==== THE INPUT ====

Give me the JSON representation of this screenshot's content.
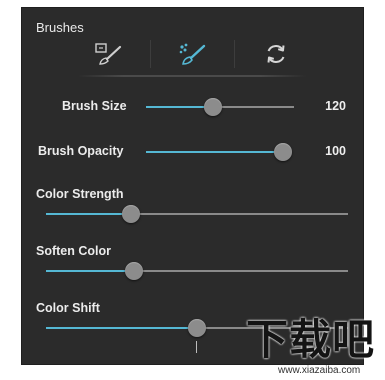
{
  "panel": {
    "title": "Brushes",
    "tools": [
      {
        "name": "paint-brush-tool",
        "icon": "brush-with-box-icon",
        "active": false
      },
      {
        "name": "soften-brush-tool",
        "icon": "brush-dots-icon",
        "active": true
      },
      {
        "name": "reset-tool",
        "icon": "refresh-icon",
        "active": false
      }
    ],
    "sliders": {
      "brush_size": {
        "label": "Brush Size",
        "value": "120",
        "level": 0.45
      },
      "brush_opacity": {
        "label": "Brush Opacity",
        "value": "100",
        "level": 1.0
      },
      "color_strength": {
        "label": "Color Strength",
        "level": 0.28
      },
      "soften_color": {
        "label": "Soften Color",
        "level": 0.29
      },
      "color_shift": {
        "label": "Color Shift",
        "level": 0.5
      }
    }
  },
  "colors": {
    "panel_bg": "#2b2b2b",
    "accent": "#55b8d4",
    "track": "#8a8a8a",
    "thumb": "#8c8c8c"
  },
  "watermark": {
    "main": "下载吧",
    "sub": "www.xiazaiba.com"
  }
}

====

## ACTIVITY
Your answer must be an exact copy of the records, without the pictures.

## RESPONSE TO THE TASK
Give me the JSON representation of this screenshot's content.
{
  "panel": {
    "title": "Brushes",
    "tools": [
      {
        "name": "paint-brush-tool",
        "icon": "brush-with-box-icon",
        "active": false
      },
      {
        "name": "soften-brush-tool",
        "icon": "brush-dots-icon",
        "active": true
      },
      {
        "name": "reset-tool",
        "icon": "refresh-icon",
        "active": false
      }
    ],
    "sliders": {
      "brush_size": {
        "label": "Brush Size",
        "value": "120",
        "level": 0.45
      },
      "brush_opacity": {
        "label": "Brush Opacity",
        "value": "100",
        "level": 1.0
      },
      "color_strength": {
        "label": "Color Strength",
        "level": 0.28
      },
      "soften_color": {
        "label": "Soften Color",
        "level": 0.29
      },
      "color_shift": {
        "label": "Color Shift",
        "level": 0.5
      }
    }
  },
  "colors": {
    "panel_bg": "#2b2b2b",
    "accent": "#55b8d4",
    "track": "#8a8a8a",
    "thumb": "#8c8c8c"
  },
  "watermark": {
    "main": "下载吧",
    "sub": "www.xiazaiba.com"
  }
}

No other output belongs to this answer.